Another very original and impressive event we did in 2010 was “Kayıp Dillerin Fısıldadıkları” (What the Lost Languages Whisper), opening a door to the world of those languages no longer used. As it was very well received, we did a more comprehensive volume two in 2014. It illustrated the story of writing from early depictions to the present, and how it affected societies alongside language.


In addition to these local projects we also collaborated with international artists. The first that comes to my mind is the exhibition “Confrontations: Individual and Life” by Richard Smeets, four works by whom are still hanging at my office. He is a Dutch, multidisciplinary artist involved in painting and sculpture. We became great friends.


Next year will be the 10th anniversary of the museum’s foundation. With its name, attitude, detail-oriented character and small but powerful steps it feels like a “female” museum. I probably have a role in this too. Consequently, in our 10th year we will focus on the theme of “women”. We have intense preparations for a show on “Idols and Figurines” in our collection. We will also organize the third of the Turkish Painting exhibitions, this time focusing on female painters, the turning points for the Contemporary Turkish woman and painting. A very colorful and intense year is awaiting us with panels and seminars on “Pioneer Women”.


How do you proceed with the museum acquisitions?


When historical objects are concerned the procedure is different from acquiring a contemporary artwork. Before acquiring an archeological object our experts examine it, study it and then we decide. We have great relationships with archaeological museums. Once the Istanbul Archaeology Museums, our inspector-museum approves our acquisition, we immediately register the object. It can only be exhibited once this procedure is over.


Of course we also have a collectorship license independent of the museum. Some objects can sometimes come from those collectors who give up on collecting and want to sell their inventory. Donors exist too. But we have never acquired works from auctions.


Considering the collecton-to-museum history, What are your future plans for Ahu & Can Has Collection?

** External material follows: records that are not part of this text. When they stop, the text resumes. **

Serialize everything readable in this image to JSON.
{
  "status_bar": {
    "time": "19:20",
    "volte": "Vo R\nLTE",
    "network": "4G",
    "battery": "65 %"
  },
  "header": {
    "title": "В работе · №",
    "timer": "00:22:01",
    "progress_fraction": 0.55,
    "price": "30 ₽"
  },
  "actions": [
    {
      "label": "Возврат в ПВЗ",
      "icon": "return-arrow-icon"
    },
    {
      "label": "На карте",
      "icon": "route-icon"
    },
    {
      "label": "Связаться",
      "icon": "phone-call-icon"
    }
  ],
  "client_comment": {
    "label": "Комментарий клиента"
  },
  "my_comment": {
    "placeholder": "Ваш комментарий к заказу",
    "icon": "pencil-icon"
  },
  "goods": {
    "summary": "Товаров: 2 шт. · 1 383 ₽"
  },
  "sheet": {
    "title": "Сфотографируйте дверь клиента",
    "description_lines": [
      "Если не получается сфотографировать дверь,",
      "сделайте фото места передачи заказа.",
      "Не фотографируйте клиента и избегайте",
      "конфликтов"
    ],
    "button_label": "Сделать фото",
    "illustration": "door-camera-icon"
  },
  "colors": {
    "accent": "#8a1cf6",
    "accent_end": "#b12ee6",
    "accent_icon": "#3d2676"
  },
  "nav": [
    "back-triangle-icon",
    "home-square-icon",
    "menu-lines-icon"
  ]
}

For the moment we occasionally lend our works to exhibitions taking place in Turkey if there is demand. We also have works in Turkish Contemporary Painting registered to our museum. Our President Mustafa Aydın is an enthusiast, and Hasan Bülent Kahraman offers us great support.


What would you recommend to a new collector?


It is a long-term and very pleasant activity.


It is a passion that takes a long time to be realized, whatever your budget is.


Things are being collected, but as time passes you become more selective and you examine everything in more detail.


Of course love is compulsory, you cannot start without it but the first condition is patience!


Your final remarks?


Archaeological object is another field. We did all this in 10 years. Scholars, scientists, artists come here and express excitement. We even have people asking if they can touch the object. What I understand from this: we build a great adventure, a synergy. We are still in the beginning of this road. We must work a lot more to make sure that art, artists, science and our cultural heritage is properly understood and appreciated, conserved and kept alive. We will continue doing our best in the light of our mission in this realm.



This interview is conducted by Ali Gazi on behalf of Art50.net for TEB Private.



Ahu Has, portrait, museum
Ahu Has, Founder of Rezan Has Museum, portrait, museum library
General view from the Urartian Jewelry exhibition at Rezan Has Museum
General view from the Urartian Jewelry exhibition at Rezan Has Museum
General view from the Urartian Jewelry exhibition at Rezan Has Museum
Gold plated armlet
Necklace with lions
Bronze, triangular fibulae
Rezan Has Museum in cuneiform
Belt parts
Restored Urartian belts
Pending earrings, 8th-7th centuries B.C.
Stone necklaces